PROBLEM DETAILS —
The response should consist of the listing, repeated word for word.

○ ○ ○ ○

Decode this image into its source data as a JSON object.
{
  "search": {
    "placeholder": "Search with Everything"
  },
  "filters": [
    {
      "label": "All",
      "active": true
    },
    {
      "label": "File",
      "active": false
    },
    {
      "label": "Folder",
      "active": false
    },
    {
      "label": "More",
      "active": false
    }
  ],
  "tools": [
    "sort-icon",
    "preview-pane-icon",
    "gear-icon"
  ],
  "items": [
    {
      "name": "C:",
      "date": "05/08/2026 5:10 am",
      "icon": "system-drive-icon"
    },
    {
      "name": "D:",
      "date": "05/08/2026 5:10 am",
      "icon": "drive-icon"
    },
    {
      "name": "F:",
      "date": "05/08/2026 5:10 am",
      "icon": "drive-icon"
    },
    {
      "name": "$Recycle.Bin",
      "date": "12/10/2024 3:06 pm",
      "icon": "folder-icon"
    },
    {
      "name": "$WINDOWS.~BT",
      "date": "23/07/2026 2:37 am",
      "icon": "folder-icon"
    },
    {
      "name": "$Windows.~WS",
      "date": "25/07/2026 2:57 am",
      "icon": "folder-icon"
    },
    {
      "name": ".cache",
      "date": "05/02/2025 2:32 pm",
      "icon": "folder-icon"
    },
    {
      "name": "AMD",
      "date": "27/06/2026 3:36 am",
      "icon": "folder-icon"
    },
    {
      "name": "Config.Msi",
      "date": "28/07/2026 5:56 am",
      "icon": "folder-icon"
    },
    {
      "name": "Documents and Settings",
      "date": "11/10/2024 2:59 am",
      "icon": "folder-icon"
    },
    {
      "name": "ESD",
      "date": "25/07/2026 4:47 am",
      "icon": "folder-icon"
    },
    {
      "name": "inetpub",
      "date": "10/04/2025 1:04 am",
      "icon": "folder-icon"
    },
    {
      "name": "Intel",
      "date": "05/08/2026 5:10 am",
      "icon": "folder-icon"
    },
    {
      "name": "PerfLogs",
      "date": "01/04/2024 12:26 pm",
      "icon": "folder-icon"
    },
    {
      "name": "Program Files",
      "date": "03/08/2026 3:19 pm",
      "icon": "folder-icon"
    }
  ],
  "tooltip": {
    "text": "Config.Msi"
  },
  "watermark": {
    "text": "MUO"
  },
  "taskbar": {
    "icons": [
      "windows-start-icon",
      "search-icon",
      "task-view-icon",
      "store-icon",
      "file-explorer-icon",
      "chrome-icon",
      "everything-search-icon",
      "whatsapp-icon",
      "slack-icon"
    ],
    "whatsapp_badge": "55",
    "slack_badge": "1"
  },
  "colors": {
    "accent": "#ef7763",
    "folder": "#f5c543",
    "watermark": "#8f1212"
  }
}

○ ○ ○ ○

RESPONSE AREA —
Decode this image into its source data as a JSON object.
{
  "search": {
    "placeholder": "Search with Everything"
  },
  "filters": [
    {
      "label": "All",
      "active": true
    },
    {
      "label": "File",
      "active": false
    },
    {
      "label": "Folder",
      "active": false
    },
    {
      "label": "More",
      "active": false
    }
  ],
  "tools": [
    "sort-icon",
    "preview-pane-icon",
    "gear-icon"
  ],
  "items": [
    {
      "name": "C:",
      "date": "05/08/2026 5:10 am",
      "icon": "system-drive-icon"
    },
    {
      "name": "D:",
      "date": "05/08/2026 5:10 am",
      "icon": "drive-icon"
    },
    {
      "name": "F:",
      "date": "05/08/2026 5:10 am",
      "icon": "drive-icon"
    },
    {
      "name": "$Recycle.Bin",
      "date": "12/10/2024 3:06 pm",
      "icon": "folder-icon"
    },
    {
      "name": "$WINDOWS.~BT",
      "date": "23/07/2026 2:37 am",
      "icon": "folder-icon"
    },
    {
      "name": "$Windows.~WS",
      "date": "25/07/2026 2:57 am",
      "icon": "folder-icon"
    },
    {
      "name": ".cache",
      "date": "05/02/2025 2:32 pm",
      "icon": "folder-icon"
    },
    {
      "name": "AMD",
      "date": "27/06/2026 3:36 am",
      "icon": "folder-icon"
    },
    {
      "name": "Config.Msi",
      "date": "28/07/2026 5:56 am",
      "icon": "folder-icon"
    },
    {
      "name": "Documents and Settings",
      "date": "11/10/2024 2:59 am",
      "icon": "folder-icon"
    },
    {
      "name": "ESD",
      "date": "25/07/2026 4:47 am",
      "icon": "folder-icon"
    },
    {
      "name": "inetpub",
      "date": "10/04/2025 1:04 am",
      "icon": "folder-icon"
    },
    {
      "name": "Intel",
      "date": "05/08/2026 5:10 am",
      "icon": "folder-icon"
    },
    {
      "name": "PerfLogs",
      "date": "01/04/2024 12:26 pm",
      "icon": "folder-icon"
    },
    {
      "name": "Program Files",
      "date": "03/08/2026 3:19 pm",
      "icon": "folder-icon"
    }
  ],
  "tooltip": {
    "text": "Config.Msi"
  },
  "watermark": {
    "text": "MUO"
  },
  "taskbar": {
    "icons": [
      "windows-start-icon",
      "search-icon",
      "task-view-icon",
      "store-icon",
      "file-explorer-icon",
      "chrome-icon",
      "everything-search-icon",
      "whatsapp-icon",
      "slack-icon"
    ],
    "whatsapp_badge": "55",
    "slack_badge": "1"
  },
  "colors": {
    "accent": "#ef7763",
    "folder": "#f5c543",
    "watermark": "#8f1212"
  }
}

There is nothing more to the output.